Nature Notebook – The Turquoiose-Blue Green Frog

THE TURQUOISE-BLUE GREEN FROG
By: Cliff Bennett

On June 28, I received a call from MVFN member Holly Francis of Carleton Place. Holly was walking off the unmaintained end of the 5th Line of Ramsay and came upon a turquoise frog in a mud puddle in the middle of the road. She wanted me to ID it but frogs were not my forte. I replied I would try and get her some information on her discovery.

The next day, when Holly was back in the same area, she came upon another of these curious specimen. This time, she captured it and took it home, from whence she called me again, this time triumphantly telling me of her conquest.

The next day, I drove to Carleton Place to see this wonder and, sure enough, it was a bright turquoise colour. I took the frog away and drove to Jim Bendell’s residence above Clayton.
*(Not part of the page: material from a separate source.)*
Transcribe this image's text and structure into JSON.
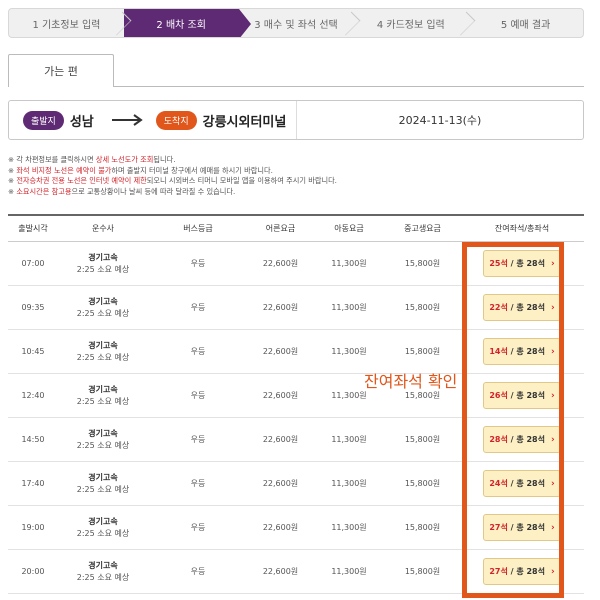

If anyone could explain this marvel, he could.

Arriving at Jim’s home, he picked it out of the bucket I had it in and exclaimed he too had never seen such an animal before. We looked through all of his reference books and concluded it had to be either a mink frog or a green frog, with some strange variant. Jim gave me two authoritative sources to call.

I took the frog home and jumped on the phone. The first call was to Dr. Fred Schuiler of the Bio Diversity Museum at Kemptville, an authority on amphibians. He immediately identified the animal as a green frog, but with no yellow pigment in its skin. This variant is quite rare; about once a year someone shows up at the museum with one and he personally sees one about every two and one half years. The other source, Dr. Cook from Carleton University confirmed the assessment and suggested getting it’s picture so he could have a copy.

Now getting a picture of this very active, slippery specimen is not that easy, as Dr. Cook agreed. So he offered a solution. Place the frog in a plastic bag with holes in it and put it in the refrigerator for about one hour. This I did and sure enough, he came out looking like he needed a scarf around his neck.

I placed the frog on a sheet of white paper and he dutifully posed while I snapped several shots from different angles. Then I placed him back in his bucket in the garage and fed him some garden worms.

I was instructed to take him back to Holly the next day, to have her replace him in the same puddle he came from. Alas, when I went to check on him the next morning, he was gone. I searched the garage but couldn’t find him. Somewhere in my forest is a turquoise coloured green frog.